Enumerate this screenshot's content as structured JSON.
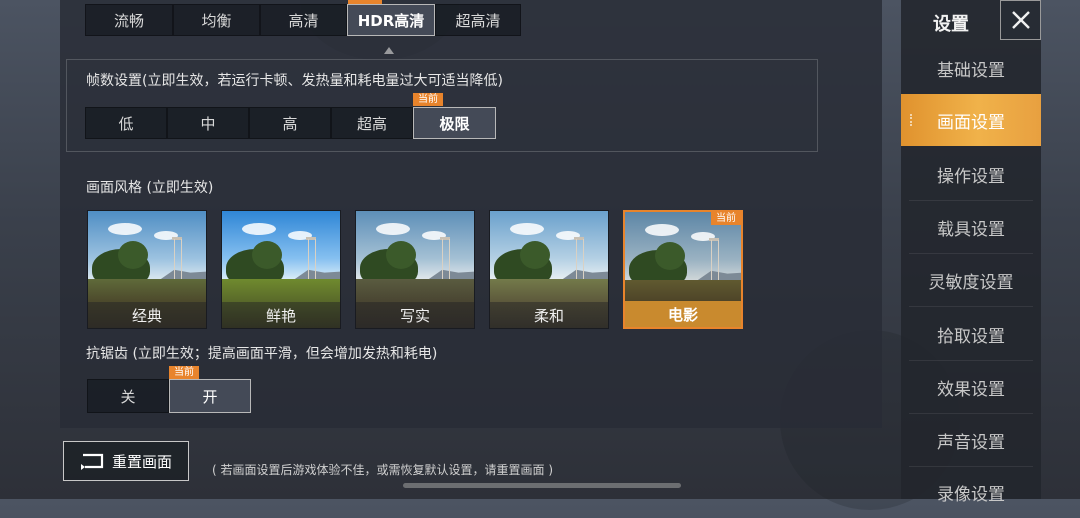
{
  "quality": {
    "options": [
      "流畅",
      "均衡",
      "高清",
      "HDR高清",
      "超高清"
    ],
    "selected": "HDR高清"
  },
  "fps": {
    "title": "帧数设置(立即生效，若运行卡顿、发热量和耗电量过大可适当降低)",
    "options": [
      "低",
      "中",
      "高",
      "超高",
      "极限"
    ],
    "selected": "极限",
    "current_tag": "当前"
  },
  "style": {
    "title": "画面风格 (立即生效)",
    "options": [
      "经典",
      "鲜艳",
      "写实",
      "柔和",
      "电影"
    ],
    "selected": "电影",
    "current_tag": "当前"
  },
  "antialias": {
    "title": "抗锯齿 (立即生效；提高画面平滑，但会增加发热和耗电)",
    "options": [
      "关",
      "开"
    ],
    "selected": "开",
    "current_tag": "当前"
  },
  "footer": {
    "reset_label": "重置画面",
    "hint": "( 若画面设置后游戏体验不佳，或需恢复默认设置，请重置画面 )"
  },
  "sidebar": {
    "title": "设置",
    "items": [
      "基础设置",
      "画面设置",
      "操作设置",
      "载具设置",
      "灵敏度设置",
      "拾取设置",
      "效果设置",
      "声音设置",
      "录像设置"
    ],
    "active": "画面设置"
  },
  "colors": {
    "accent": "#e8842c",
    "active_tab": "#f0b24a"
  }
}
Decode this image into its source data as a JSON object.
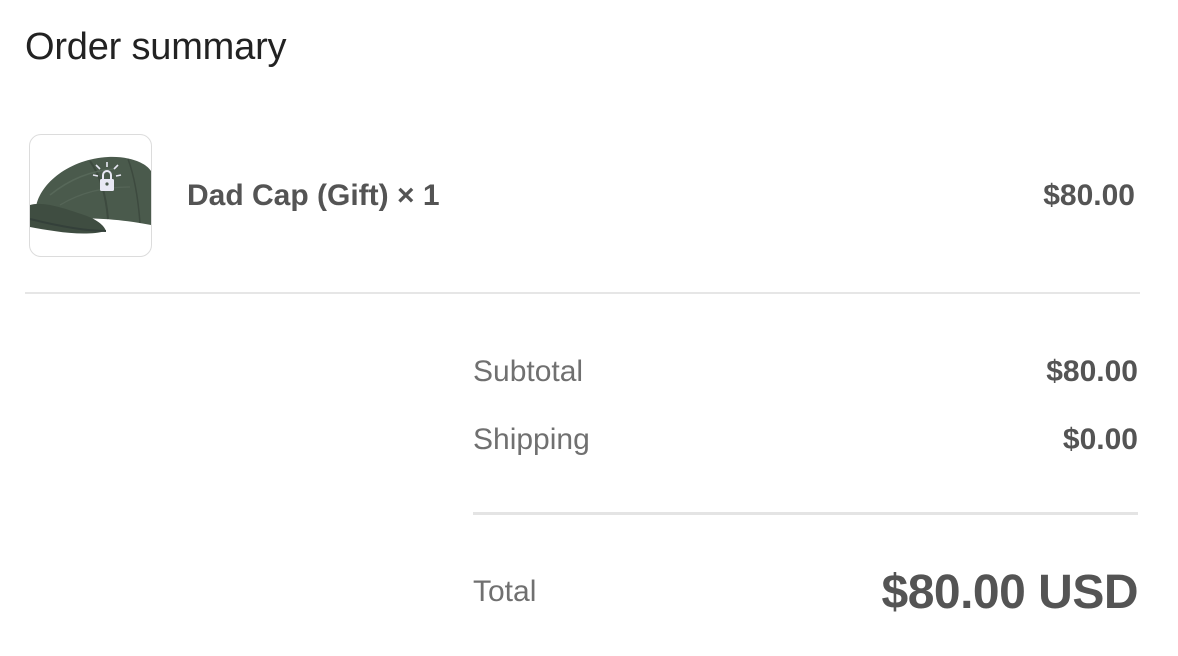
{
  "header": {
    "title": "Order summary"
  },
  "line_items": [
    {
      "name": "Dad Cap (Gift) × 1",
      "price": "$80.00",
      "image": "hat-thumbnail"
    }
  ],
  "summary": {
    "subtotal_label": "Subtotal",
    "subtotal_value": "$80.00",
    "shipping_label": "Shipping",
    "shipping_value": "$0.00",
    "total_label": "Total",
    "total_value": "$80.00 USD"
  },
  "colors": {
    "text_strong": "#545454",
    "text_muted": "#707070",
    "title": "#222222",
    "divider": "#e6e6e6",
    "cap_green": "#4a5a4c"
  }
}
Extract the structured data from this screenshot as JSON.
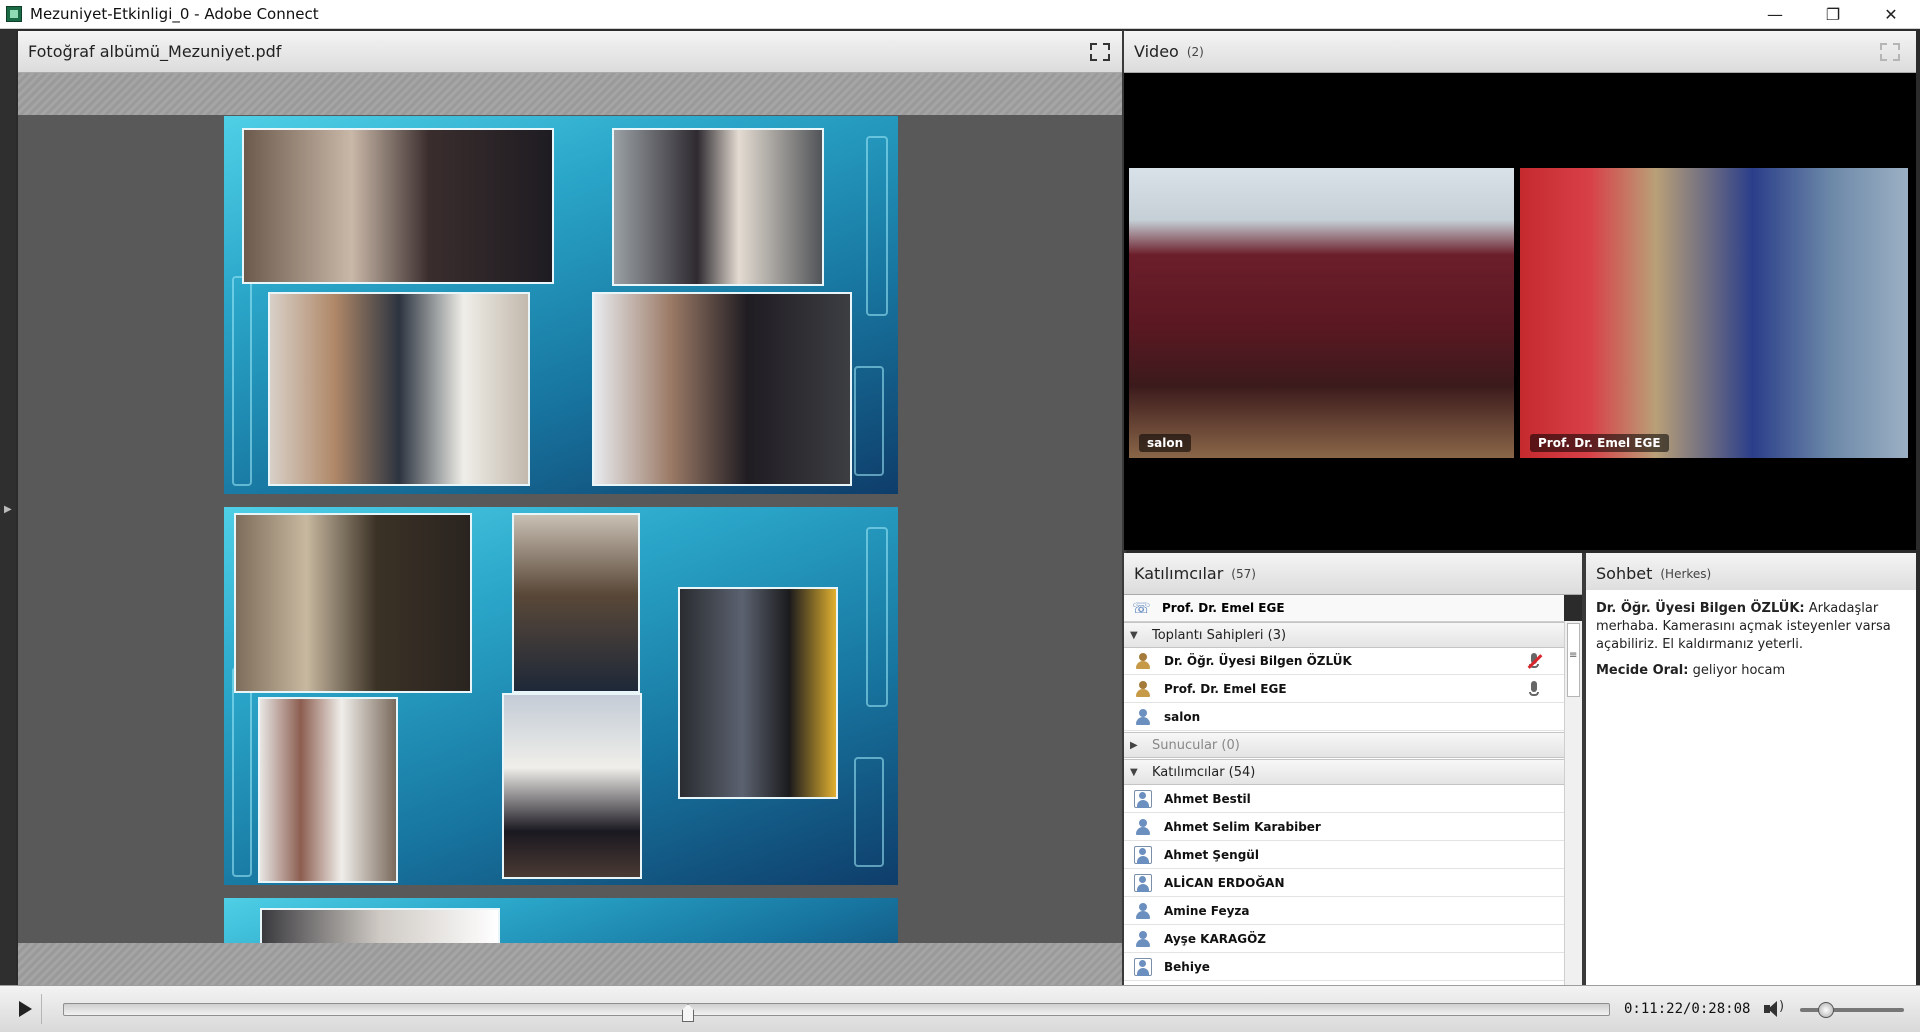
{
  "window": {
    "title": "Mezuniyet-Etkinligi_0 - Adobe Connect",
    "controls": [
      "—",
      "❐",
      "✕"
    ]
  },
  "share_pod": {
    "title": "Fotoğraf albümü_Mezuniyet.pdf"
  },
  "video_pod": {
    "title": "Video",
    "count": "(2)",
    "feeds": [
      {
        "label": "salon"
      },
      {
        "label": "Prof. Dr. Emel EGE"
      }
    ]
  },
  "attendees_pod": {
    "title": "Katılımcılar",
    "count": "(57)",
    "presenter": "Prof. Dr. Emel EGE",
    "hosts_group": "Toplantı Sahipleri (3)",
    "hosts": [
      {
        "name": "Dr. Öğr. Üyesi Bilgen ÖZLÜK",
        "status": "mic-muted"
      },
      {
        "name": "Prof. Dr. Emel EGE",
        "status": "mic-on"
      },
      {
        "name": "salon",
        "status": ""
      }
    ],
    "presenters_group": "Sunucular (0)",
    "participants_group": "Katılımcılar (54)",
    "participants": [
      "Ahmet Bestil",
      "Ahmet Selim Karabiber",
      "Ahmet Şengül",
      "ALİCAN ERDOĞAN",
      "Amine Feyza",
      "Ayşe KARAGÖZ",
      "Behiye"
    ]
  },
  "chat_pod": {
    "title": "Sohbet",
    "scope": "(Herkes)",
    "messages": [
      {
        "sender": "Dr. Öğr. Üyesi Bilgen ÖZLÜK:",
        "text": "Arkadaşlar merhaba. Kamerasını açmak isteyenler varsa açabiliriz. El kaldırmanız yeterli."
      },
      {
        "sender": "Mecide Oral:",
        "text": "geliyor hocam"
      }
    ]
  },
  "playback": {
    "time": "0:11:22/0:28:08",
    "progress": 0.404,
    "volume": 0.25
  }
}
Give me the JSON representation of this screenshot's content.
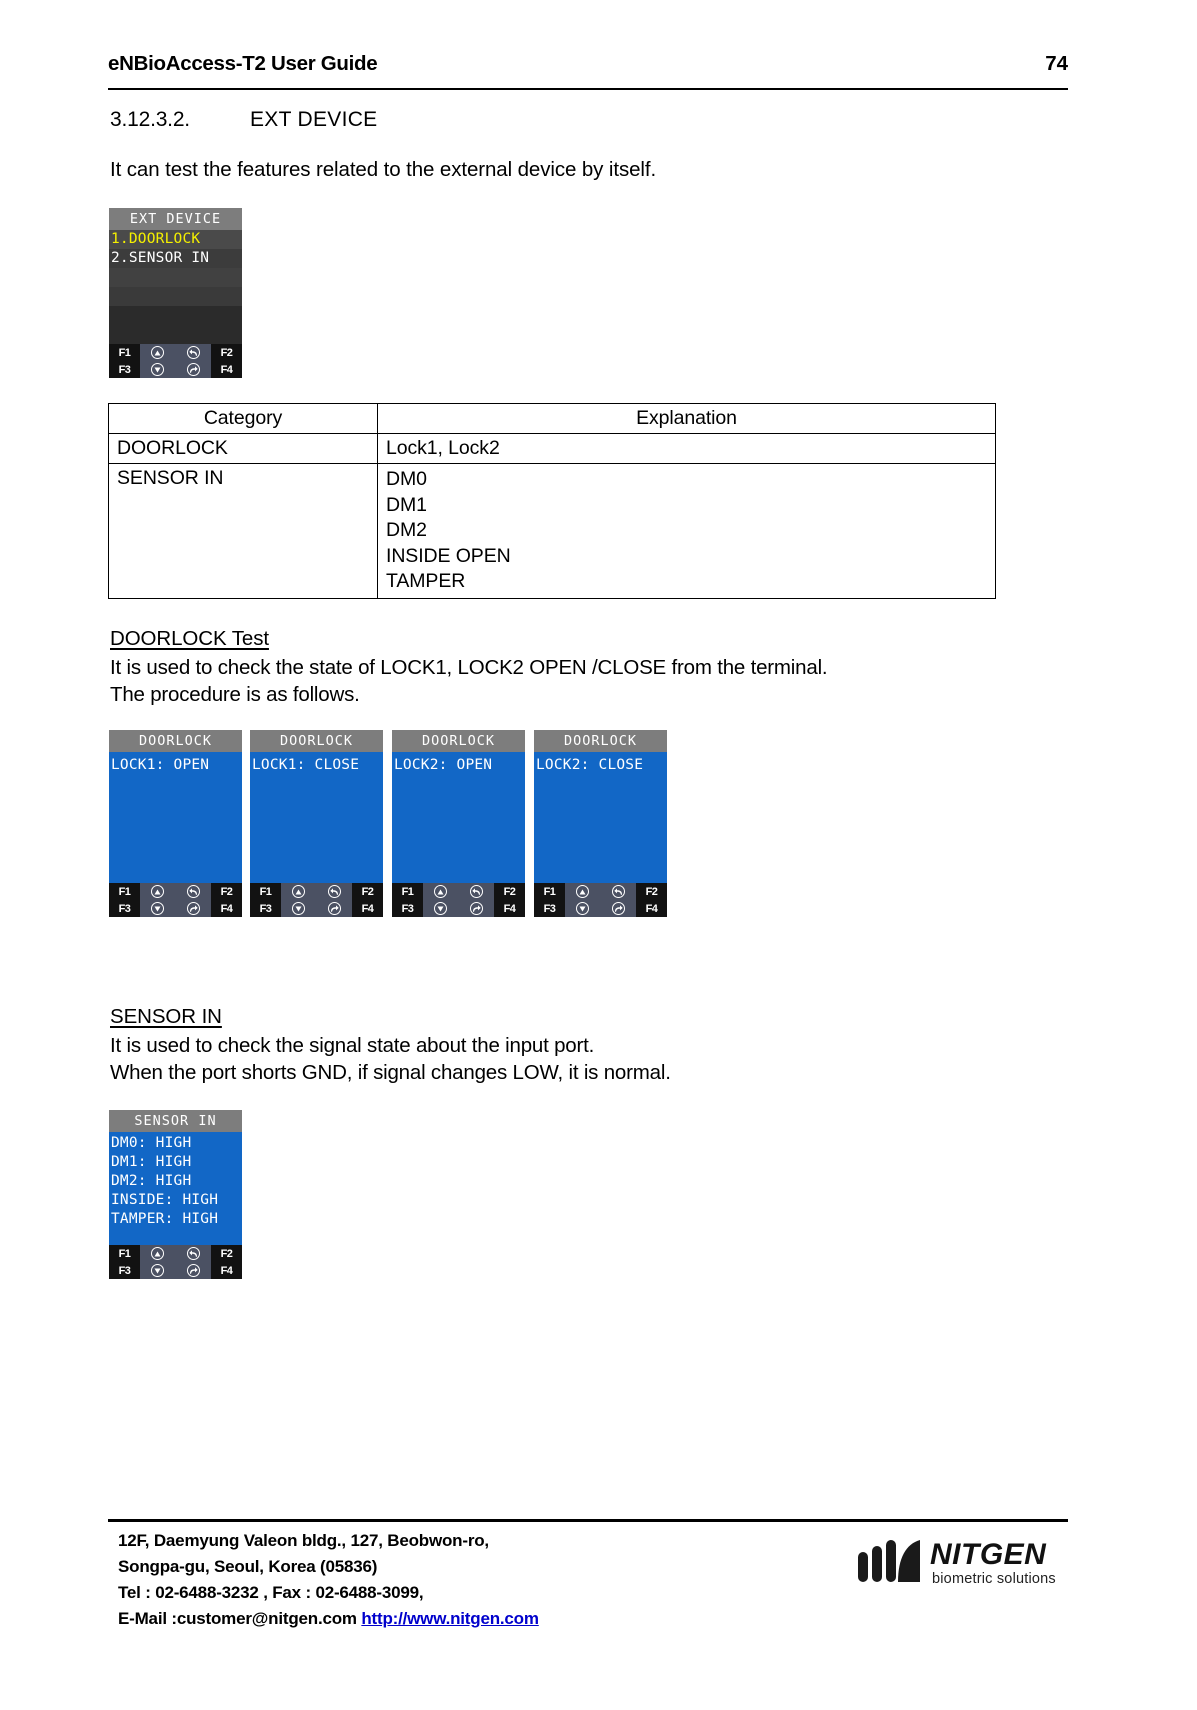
{
  "header": {
    "title": "eNBioAccess-T2 User Guide",
    "page_number": "74"
  },
  "section": {
    "number": "3.12.3.2.",
    "title": "EXT DEVICE",
    "intro": "It can test the features related to the external device by itself."
  },
  "ext_device_screen": {
    "title": "EXT DEVICE",
    "items": [
      {
        "label": "1.DOORLOCK",
        "selected": true
      },
      {
        "label": "2.SENSOR IN",
        "selected": false
      }
    ],
    "keys": {
      "f1": "F1",
      "f2": "F2",
      "f3": "F3",
      "f4": "F4",
      "up_icon": "arrow-up-icon",
      "down_icon": "arrow-down-icon",
      "back_icon": "arrow-back-icon",
      "enter_icon": "arrow-enter-icon"
    }
  },
  "table": {
    "headers": [
      "Category",
      "Explanation"
    ],
    "rows": [
      {
        "category": "DOORLOCK",
        "explanation": [
          "Lock1, Lock2"
        ]
      },
      {
        "category": "SENSOR IN",
        "explanation": [
          "DM0",
          "DM1",
          "DM2",
          "INSIDE OPEN",
          "TAMPER"
        ]
      }
    ]
  },
  "doorlock_section": {
    "heading": "DOORLOCK Test",
    "line1": "It is used to check the state of LOCK1, LOCK2 OPEN /CLOSE from the terminal.",
    "line2": "The procedure is as follows."
  },
  "doorlock_screens": [
    {
      "title": "DOORLOCK",
      "status": "LOCK1: OPEN"
    },
    {
      "title": "DOORLOCK",
      "status": "LOCK1: CLOSE"
    },
    {
      "title": "DOORLOCK",
      "status": "LOCK2: OPEN"
    },
    {
      "title": "DOORLOCK",
      "status": "LOCK2: CLOSE"
    }
  ],
  "sensor_section": {
    "heading": "SENSOR IN",
    "line1": "It is used to check the signal state about the input port.",
    "line2": "When the port shorts GND, if signal changes LOW, it is normal."
  },
  "sensor_screen": {
    "title": "SENSOR IN",
    "rows": [
      "DM0: HIGH",
      "DM1: HIGH",
      "DM2: HIGH",
      "INSIDE: HIGH",
      "TAMPER: HIGH"
    ]
  },
  "keys": {
    "f1": "F1",
    "f2": "F2",
    "f3": "F3",
    "f4": "F4"
  },
  "footer": {
    "line1": "12F, Daemyung Valeon bldg., 127, Beobwon-ro,",
    "line2": "Songpa-gu, Seoul, Korea (05836)",
    "line3": "Tel : 02-6488-3232 , Fax : 02-6488-3099,",
    "line4_label": "E-Mail :customer@nitgen.com ",
    "line4_link": "http://www.nitgen.com",
    "logo_name": "NITGEN",
    "logo_tagline": "biometric solutions"
  },
  "colors": {
    "screen_blue": "#1267c6",
    "screen_titlebar": "#7d7d7d",
    "selected_yellow": "#f5f000",
    "link_blue": "#0000cc"
  }
}
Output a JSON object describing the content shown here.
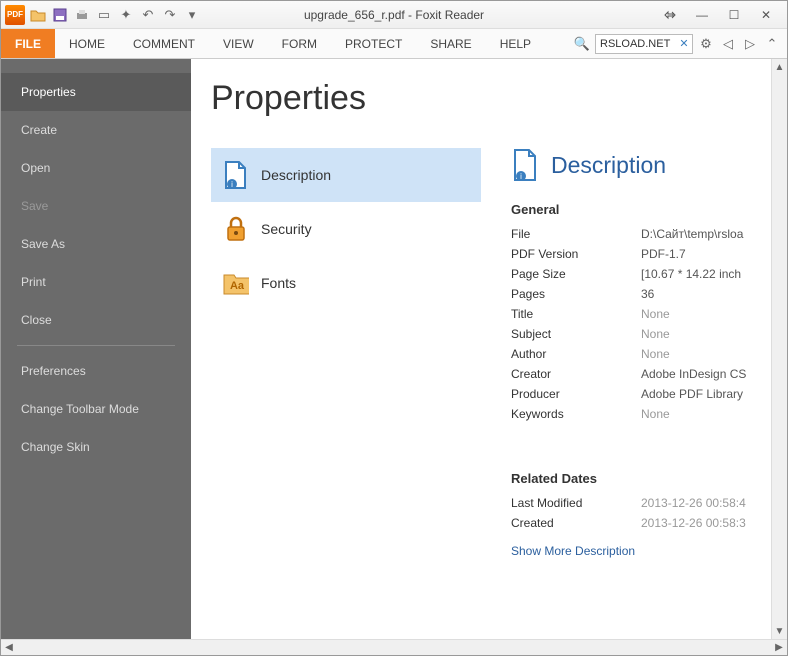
{
  "titlebar": {
    "title": "upgrade_656_r.pdf - Foxit Reader",
    "logo_text": "PDF"
  },
  "ribbon": {
    "tabs": [
      "FILE",
      "HOME",
      "COMMENT",
      "VIEW",
      "FORM",
      "PROTECT",
      "SHARE",
      "HELP"
    ],
    "active_index": 0,
    "search_value": "RSLOAD.NET"
  },
  "sidebar": {
    "items": [
      {
        "label": "Properties",
        "state": "selected"
      },
      {
        "label": "Create",
        "state": ""
      },
      {
        "label": "Open",
        "state": ""
      },
      {
        "label": "Save",
        "state": "disabled"
      },
      {
        "label": "Save As",
        "state": ""
      },
      {
        "label": "Print",
        "state": ""
      },
      {
        "label": "Close",
        "state": ""
      }
    ],
    "items2": [
      {
        "label": "Preferences"
      },
      {
        "label": "Change Toolbar Mode"
      },
      {
        "label": "Change Skin"
      }
    ]
  },
  "page": {
    "title": "Properties",
    "nav": [
      {
        "label": "Description",
        "selected": true
      },
      {
        "label": "Security",
        "selected": false
      },
      {
        "label": "Fonts",
        "selected": false
      }
    ],
    "details_title": "Description",
    "general_heading": "General",
    "general": [
      {
        "k": "File",
        "v": "D:\\Сайт\\temp\\rsloa",
        "none": false
      },
      {
        "k": "PDF Version",
        "v": "PDF-1.7",
        "none": false
      },
      {
        "k": "Page Size",
        "v": "[10.67 * 14.22 inch",
        "none": false
      },
      {
        "k": "Pages",
        "v": "36",
        "none": false
      },
      {
        "k": "Title",
        "v": "None",
        "none": true
      },
      {
        "k": "Subject",
        "v": "None",
        "none": true
      },
      {
        "k": "Author",
        "v": "None",
        "none": true
      },
      {
        "k": "Creator",
        "v": "Adobe InDesign CS",
        "none": false
      },
      {
        "k": "Producer",
        "v": "Adobe PDF Library",
        "none": false
      },
      {
        "k": "Keywords",
        "v": "None",
        "none": true
      }
    ],
    "related_heading": "Related Dates",
    "related": [
      {
        "k": "Last Modified",
        "v": "2013-12-26 00:58:4"
      },
      {
        "k": "Created",
        "v": "2013-12-26 00:58:3"
      }
    ],
    "more_link": "Show More Description"
  }
}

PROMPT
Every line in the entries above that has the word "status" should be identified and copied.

ANSWER TO THE EXERCISE
        "status": "mic-muted"
        "status": "mic-on"
        "status": ""
      "status": "LOCK1: OPEN"
      "status": "LOCK1: CLOSE"
      "status": "LOCK2: OPEN"
      "status": "LOCK2: CLOSE"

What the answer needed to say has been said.